1. ## weird log proof

got his as a homework question and not sure if it is a misprint or this is the proper equation. Either way, got no clue how to proceed.

2^x = 5^y = 10^z
using logarithms to base 10 or otherwise, show that 1/z = 1/x + 1/y

i am thinking one of those equal signs is really a plus maybe a minus???

any help greatly appreciated.

jacs

2. Originally Posted by jacs
got his as a homework question and not sure if it is a misprint or this is the proper equation. Either way, got no clue how to proceed.

2^x = 5^y = 10^z
using logarithms to base 10 or otherwise, show that 1/z = 1/x + 1/y

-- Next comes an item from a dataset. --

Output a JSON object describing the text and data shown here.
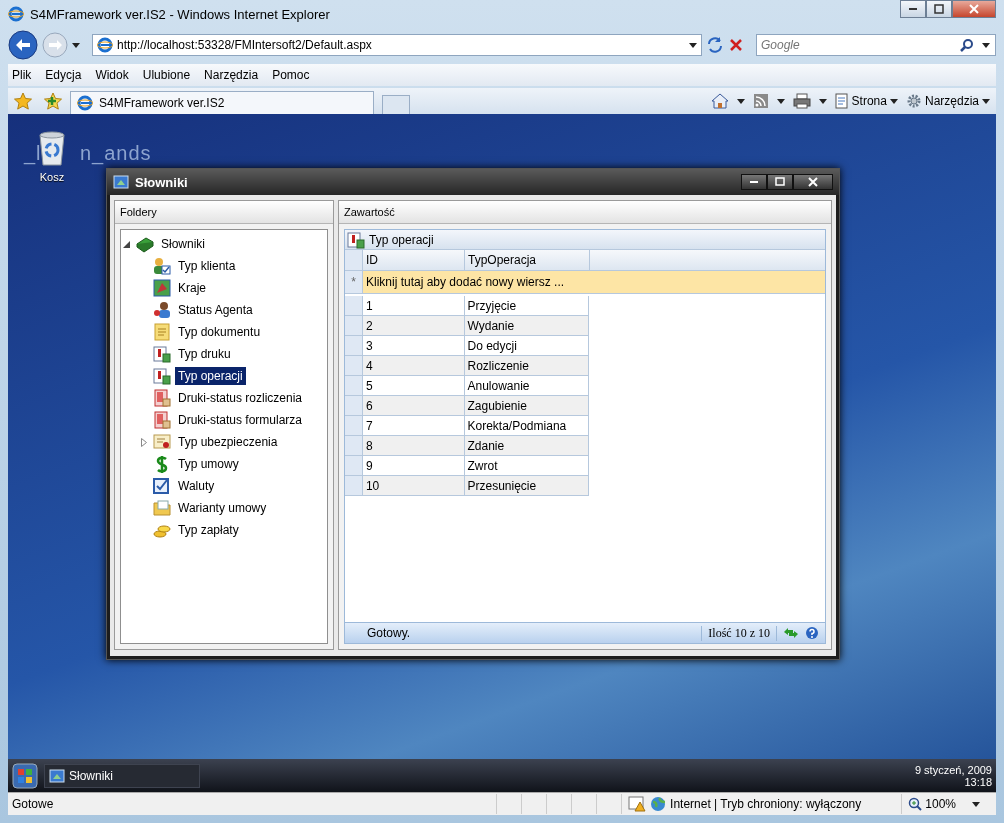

i am thinking one of those equal signs is really a plus maybe a minus???

any help greatly appreciated.

jacs
Nope. The problem statement is correct. Let's use log base 10:

2^x = 10^z

log(2^x) = log(10^z) = z* log(10) = z

x*log(2) = z

or 1/x = log(2)/z

Similarly: 1/y = log(5)/z

Thus
1/x + 1/y = log(2)/z + log(5)/z = [log(2) + log(5)]/z = log(2*5)/z = log(10)/z = 1/z (Check)

-Dan

3. Originally Posted by jacs
got his as a homework question and not sure if it is a misprint or this is the proper equation. Either way, got no clue how to proceed.

2^x = 5^y = 10^z
using logarithms to base 10 or otherwise, show that 1/z = 1/x + 1/y

i am thinking one of those equal signs is really a plus maybe a minus???

any help greatly appreciated.

jacs
Say that,
2^x=t
5^y=t
10^z=t
Then,
x log 2=log t
y log 5=log t
z=log t
Thus,
1/z=1/log t
1/x=log 2/log t
1/y=log 5/log t

But,
1/x+1/y=log 5/log t+log 2/log t=(log 2+log 5)/log t
Note the numerator is the identity for logarithm product,
log (2*5)/log t=log 10/log t=1/log t=1/z

This is mine 26th post!!!